Things often don’t go as planned. I wanted to have a blog to encourage people. To comfort and challenge them spiritually during this uncertain time. The plan was simple, write new posts, and use excerpts from old material. By doing it this way, I could push out a lot of content that had been researched without driving myself into the ground. Instead, I noticed something else. In past lesson manuscripts, I found names of students, specific illustrations or examples of what happened that week or locations that were familiar to students. It was so highly contextualized that it needed to be stripped down to the bare essentials, then – if there is time – add new, more generic, examples. I can’t stand generic examples!
Writing Lessons and Sermons With People in Mind
I write lesson manuscripts with specific people in mind. I write sermons with specific people in mind. They are the people that God has called me to love and pour my life out for. Because of that, it is pretty difficult to simply reuse old material without spending time reflecting on who I had in mind or why this tone was necessary for this particular part. Don’t misunderstand and think that I don’t first do the exegetical homework and seek to understand the passage well. But, I also aim to understand the students or people that I am speaking to. I want to know their joys and hurts. I want to know what they get excited about and what terrifies them. This helps to bring God’s Word to them. It helps anticipate ways that it might be misunderstood. It helps guide the tone and emphasis – if not explicit in the text itself. Everything is written and done for those that God has called me to shepherd.

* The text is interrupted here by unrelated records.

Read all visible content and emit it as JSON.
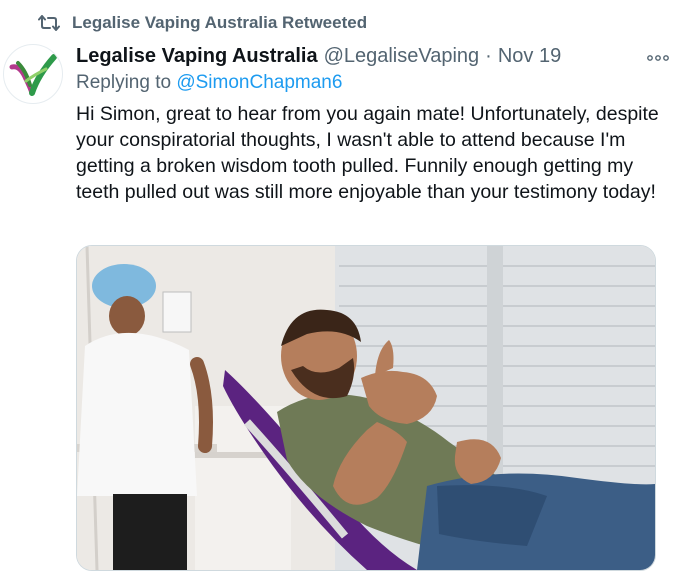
{
  "retweet": {
    "icon": "retweet-icon",
    "text": "Legalise Vaping Australia Retweeted"
  },
  "tweet": {
    "author_name": "Legalise Vaping Australia",
    "author_handle": "@LegaliseVaping",
    "separator": "·",
    "date": "Nov 19",
    "reply_prefix": "Replying to",
    "reply_to": "@SimonChapman6",
    "text": "Hi Simon, great to hear from you again mate! Unfortunately, despite your conspiratorial thoughts, I wasn't able to attend because I'm getting a broken wisdom tooth pulled. Funnily enough getting my teeth pulled out was still more enjoyable than your testimony today!",
    "more_icon": "more-options-icon"
  },
  "colors": {
    "link": "#1d9bf0",
    "muted": "#536471",
    "text": "#0f1419",
    "dental_chair": "#6a2d8f"
  }
}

Today, amid the Corona Virus, church streams are popping up all over the place. On the one hand, this is to be celebrated. We should long to see God’s Word go forth even in these times. Yet, there is also the disconnect. Pastors unable to see their people as they speak; online “visitors” are unknown and unable to be loved and connected with through the screen. This is hard. The beauty of context is being stripped away by the stream and lack of presence. Let us pray and long for when local churches can be together again. Nothing replaces it.
Local Church Streaming
Even with the disconnect, your local church desires your good. Your pastor(s) are praying for you; they are writing sermons, putting things together, for your good. It is easy to decontextualize and lose the beauty of that normally. Even more so in a day when everyone seems to have turned into a TV preacher overnight. It might be a temptation to see your pastor as just another face on a screen. One option among many. Don’t fall for that trap. Be edified by the great content out there, but don’t neglect sitting at the meal prepared for you this week. Pray for your pastor today; we need it. Also, know your pastor(s) are praying regularly for you.